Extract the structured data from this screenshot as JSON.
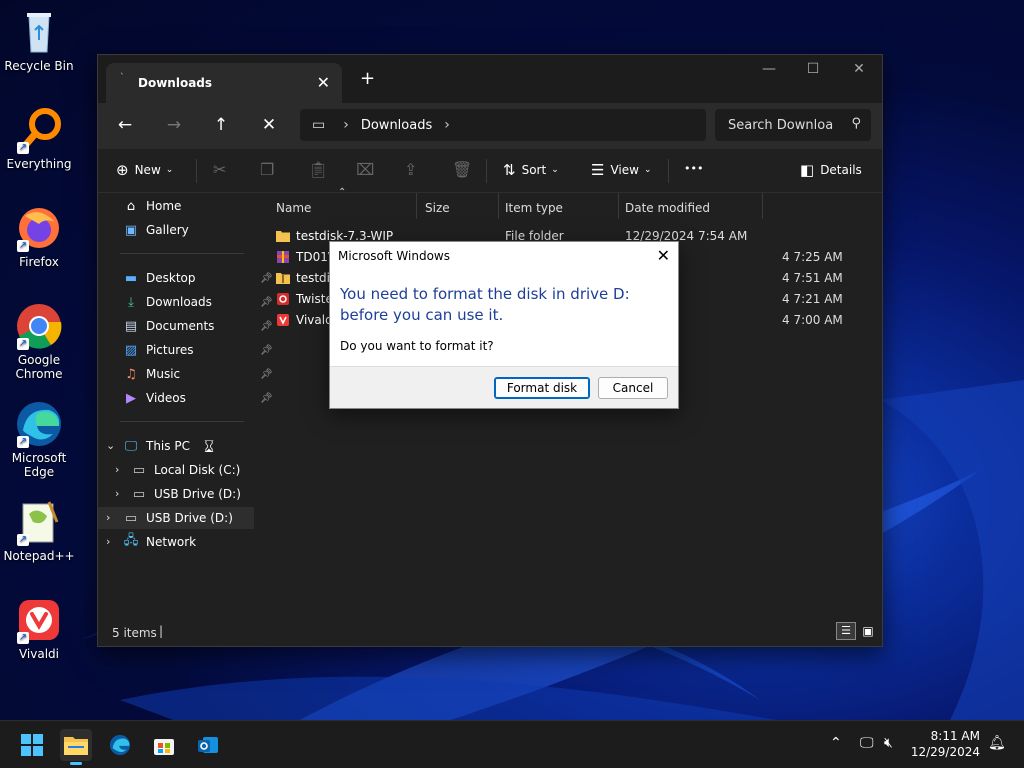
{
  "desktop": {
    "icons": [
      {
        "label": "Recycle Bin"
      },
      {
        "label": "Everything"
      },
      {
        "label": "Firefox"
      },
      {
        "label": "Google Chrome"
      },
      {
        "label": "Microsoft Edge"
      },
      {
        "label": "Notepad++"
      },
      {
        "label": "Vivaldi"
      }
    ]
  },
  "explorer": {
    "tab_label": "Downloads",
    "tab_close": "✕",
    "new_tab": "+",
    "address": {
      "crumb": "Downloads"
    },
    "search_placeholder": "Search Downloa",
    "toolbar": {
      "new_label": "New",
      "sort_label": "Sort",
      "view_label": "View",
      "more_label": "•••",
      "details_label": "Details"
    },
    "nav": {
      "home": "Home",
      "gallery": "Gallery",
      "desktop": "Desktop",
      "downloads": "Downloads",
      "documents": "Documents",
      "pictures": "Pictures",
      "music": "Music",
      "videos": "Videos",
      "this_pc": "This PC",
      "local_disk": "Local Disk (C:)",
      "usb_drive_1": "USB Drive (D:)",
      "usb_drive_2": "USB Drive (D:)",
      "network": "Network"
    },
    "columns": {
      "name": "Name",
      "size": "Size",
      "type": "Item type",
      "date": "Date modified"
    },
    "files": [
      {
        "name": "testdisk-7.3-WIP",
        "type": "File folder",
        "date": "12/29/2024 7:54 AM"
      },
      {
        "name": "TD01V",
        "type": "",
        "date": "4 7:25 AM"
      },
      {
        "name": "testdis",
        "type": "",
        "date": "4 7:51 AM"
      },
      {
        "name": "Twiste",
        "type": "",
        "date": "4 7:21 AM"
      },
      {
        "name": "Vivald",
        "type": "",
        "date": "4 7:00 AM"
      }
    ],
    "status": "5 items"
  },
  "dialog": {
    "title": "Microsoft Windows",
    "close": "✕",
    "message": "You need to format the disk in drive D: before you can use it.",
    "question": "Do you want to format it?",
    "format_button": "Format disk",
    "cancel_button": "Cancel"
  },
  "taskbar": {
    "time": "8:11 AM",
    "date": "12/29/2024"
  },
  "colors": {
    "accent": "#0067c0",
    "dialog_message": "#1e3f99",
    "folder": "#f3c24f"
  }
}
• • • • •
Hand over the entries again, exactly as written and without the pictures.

▶ Answer space:
Extract the structured data from this screenshot as JSON.
{
  "desktop": {
    "icons": [
      {
        "label": "Recycle Bin"
      },
      {
        "label": "Everything"
      },
      {
        "label": "Firefox"
      },
      {
        "label": "Google Chrome"
      },
      {
        "label": "Microsoft Edge"
      },
      {
        "label": "Notepad++"
      },
      {
        "label": "Vivaldi"
      }
    ]
  },
  "explorer": {
    "tab_label": "Downloads",
    "tab_close": "✕",
    "new_tab": "+",
    "address": {
      "crumb": "Downloads"
    },
    "search_placeholder": "Search Downloa",
    "toolbar": {
      "new_label": "New",
      "sort_label": "Sort",
      "view_label": "View",
      "more_label": "•••",
      "details_label": "Details"
    },
    "nav": {
      "home": "Home",
      "gallery": "Gallery",
      "desktop": "Desktop",
      "downloads": "Downloads",
      "documents": "Documents",
      "pictures": "Pictures",
      "music": "Music",
      "videos": "Videos",
      "this_pc": "This PC",
      "local_disk": "Local Disk (C:)",
      "usb_drive_1": "USB Drive (D:)",
      "usb_drive_2": "USB Drive (D:)",
      "network": "Network"
    },
    "columns": {
      "name": "Name",
      "size": "Size",
      "type": "Item type",
      "date": "Date modified"
    },
    "files": [
      {
        "name": "testdisk-7.3-WIP",
        "type": "File folder",
        "date": "12/29/2024 7:54 AM"
      },
      {
        "name": "TD01V",
        "type": "",
        "date": "4 7:25 AM"
      },
      {
        "name": "testdis",
        "type": "",
        "date": "4 7:51 AM"
      },
      {
        "name": "Twiste",
        "type": "",
        "date": "4 7:21 AM"
      },
      {
        "name": "Vivald",
        "type": "",
        "date": "4 7:00 AM"
      }
    ],
    "status": "5 items"
  },
  "dialog": {
    "title": "Microsoft Windows",
    "close": "✕",
    "message": "You need to format the disk in drive D: before you can use it.",
    "question": "Do you want to format it?",
    "format_button": "Format disk",
    "cancel_button": "Cancel"
  },
  "taskbar": {
    "time": "8:11 AM",
    "date": "12/29/2024"
  },
  "colors": {
    "accent": "#0067c0",
    "dialog_message": "#1e3f99",
    "folder": "#f3c24f"
  }
}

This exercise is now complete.